Normally we use an adjective to describe a noun or pronoun. For example, we say, “John is tired.” However, we also modify nouns using whole phrases, which we place before the said noun or pronoun, e.g. “Tired and footsore, John stumbled down the path.” This is correct, as the modifier describes the subject of the sentence, “John”. However, it would not be correct to say, “Tired and footsore, the path seemed to John to go on forever.” Here, the writer is saying that the path is tired and footsore, rather than John. In this case, the modifier is said to be “dangling” – hanging about at the start of the sentence, not quite sure where it fits in.

Here are another few examples of dangling modifiers, just to get your eye in…

“Barking and snarling, John was bitten by the dog.”

Now John might well have been snarling after the dog bit him, but the writer actually meant the modifier “barking and snarling” to apply to the dog and not John. Yet as the word “John” follows immediately after the modifier in this sentence, technically it applies to him.

“Laughing loudly, I could hear Jim at the other side of the room.”

Here, the writer wanted to imply that Jim was laughing so loudly that the speaker could hear him from the other side of the room. However, what he actually wrote implies that the speaker himself is doing the laughing, and not Jim, as the modifier “laughing loudly” is placed directly before the pronoun “I”.

OK, so now that you can spot a dangling modifier at 100 paces, enjoy the film!

Thanks to US outfit College Humor for this extremely creative grammar teaching tool!

What’s This Blog About?

Are you good at what you do?

As a copywriter and journalist, I am regularly asked what makes a “good writer”. You’d think the answer would be blindingly obvious, wouldn’t you? However, it’s actually incredibly difficult to define what makes a writer “good”. Why? Well, the main reason is that each individual reader has his or her own personal opinion on what actually constitutes good writing.
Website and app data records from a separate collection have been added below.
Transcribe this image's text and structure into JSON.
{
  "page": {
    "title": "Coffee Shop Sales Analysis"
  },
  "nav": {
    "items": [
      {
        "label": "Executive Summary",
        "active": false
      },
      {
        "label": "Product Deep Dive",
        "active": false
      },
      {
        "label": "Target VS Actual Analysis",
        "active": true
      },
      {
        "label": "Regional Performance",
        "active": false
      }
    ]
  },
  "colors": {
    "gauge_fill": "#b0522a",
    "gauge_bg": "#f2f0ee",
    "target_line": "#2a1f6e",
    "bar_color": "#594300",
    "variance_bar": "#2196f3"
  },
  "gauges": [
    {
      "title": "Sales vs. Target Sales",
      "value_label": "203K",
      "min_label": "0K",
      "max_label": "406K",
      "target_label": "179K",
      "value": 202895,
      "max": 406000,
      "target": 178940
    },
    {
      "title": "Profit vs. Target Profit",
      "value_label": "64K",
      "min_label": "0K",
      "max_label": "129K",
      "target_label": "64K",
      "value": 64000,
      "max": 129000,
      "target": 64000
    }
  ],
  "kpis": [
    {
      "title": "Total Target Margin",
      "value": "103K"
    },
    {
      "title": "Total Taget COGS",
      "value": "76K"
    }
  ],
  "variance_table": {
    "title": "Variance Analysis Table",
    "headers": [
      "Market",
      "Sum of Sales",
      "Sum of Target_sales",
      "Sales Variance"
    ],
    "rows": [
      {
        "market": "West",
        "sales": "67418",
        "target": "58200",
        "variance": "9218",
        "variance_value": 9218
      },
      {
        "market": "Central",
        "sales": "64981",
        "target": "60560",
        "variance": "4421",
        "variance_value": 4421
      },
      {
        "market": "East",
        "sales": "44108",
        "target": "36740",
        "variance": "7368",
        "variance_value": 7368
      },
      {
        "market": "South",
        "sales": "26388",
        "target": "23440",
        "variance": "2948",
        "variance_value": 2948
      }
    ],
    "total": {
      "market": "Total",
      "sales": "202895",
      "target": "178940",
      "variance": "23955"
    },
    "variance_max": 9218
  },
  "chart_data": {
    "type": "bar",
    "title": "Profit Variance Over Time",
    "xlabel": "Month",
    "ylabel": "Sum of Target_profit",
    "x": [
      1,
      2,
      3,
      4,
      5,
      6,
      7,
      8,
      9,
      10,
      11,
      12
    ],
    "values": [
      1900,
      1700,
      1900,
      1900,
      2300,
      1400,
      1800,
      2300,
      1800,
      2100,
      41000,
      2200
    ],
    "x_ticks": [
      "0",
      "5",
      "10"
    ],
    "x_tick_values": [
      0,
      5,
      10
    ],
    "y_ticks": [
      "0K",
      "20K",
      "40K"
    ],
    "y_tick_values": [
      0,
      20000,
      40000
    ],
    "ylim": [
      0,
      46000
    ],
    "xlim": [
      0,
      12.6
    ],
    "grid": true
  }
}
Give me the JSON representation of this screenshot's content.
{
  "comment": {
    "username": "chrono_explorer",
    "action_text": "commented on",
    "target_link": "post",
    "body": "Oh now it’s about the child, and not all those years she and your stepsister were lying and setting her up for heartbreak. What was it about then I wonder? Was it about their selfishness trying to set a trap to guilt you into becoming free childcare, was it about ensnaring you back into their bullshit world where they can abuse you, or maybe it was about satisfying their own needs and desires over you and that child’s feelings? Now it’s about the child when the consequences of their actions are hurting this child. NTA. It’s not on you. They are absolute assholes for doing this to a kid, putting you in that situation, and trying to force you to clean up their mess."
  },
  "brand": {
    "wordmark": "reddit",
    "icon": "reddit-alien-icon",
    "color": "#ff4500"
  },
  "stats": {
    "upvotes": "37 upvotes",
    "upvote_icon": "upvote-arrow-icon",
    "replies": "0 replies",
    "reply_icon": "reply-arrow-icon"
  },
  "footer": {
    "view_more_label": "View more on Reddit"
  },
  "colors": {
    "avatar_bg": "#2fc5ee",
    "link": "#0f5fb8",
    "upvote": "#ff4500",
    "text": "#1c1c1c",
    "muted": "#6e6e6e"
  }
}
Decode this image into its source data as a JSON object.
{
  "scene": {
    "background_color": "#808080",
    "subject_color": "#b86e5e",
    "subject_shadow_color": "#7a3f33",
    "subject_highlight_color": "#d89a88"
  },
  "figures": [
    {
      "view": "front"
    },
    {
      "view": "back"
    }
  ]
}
For some, good writing is purely about conveying information in a way that they can easily understand. For others, good writing means creating copy that engages buyers and persuades them to invest in products or services. And for many of us, good writing means entertaining readers and taking them on a fictional journey to another place or time or universe. In short, good writing comes in as many different forms as there are briefs and genres. It is thus impossible to slap a one-size-fits-all definition on the term “good writer”.

Over the coming months, this blog will be looking at numerous writing-related issues, ranging from common grammatical errors which we can all make at times (hopefully some of us less frequently than others!) to examples of inspired copywriting, to news stories that touch on anything to do with language.

In the case of this first post, I’m going to look at copywriting for websites, which brings us back to that original question… what makes good web copy?

Let’s start with the basics that apply to all website copy. It should be:

  • Accurate and grammatically correct, with no typos or missing words.
  • Written with the reader in mind, i.e. informative and relevant to his/her interests.
  • Fit for purpose, i.e. convey the intended message (plus a call to action, if required).
  • Laid out in such as way that it can be read quickly and easily (both by the search engines and by visitors to your site), e.g. small, chunks of scannable text.

If you’re planning a new website or want to revise the copy on your existing site, take time to plan the pages carefully. Give careful thought to what search terms people searching for your product or service would be likely to submit to the search engines, then integrate those terms subtly into your web copy, but without overdoing it (the last thing you want is to fall foul of any Penguin algorithm changes!).

Last but not least, use your common sense. Think what sort of copy would make you decide to stay on a website (for example, copy that’s relevant, easy to digest and interesting to your business) and what sort of copy would make you dive straight for that little cross in the top right-hand corner. [OK, you can go there now – I’ve finished!]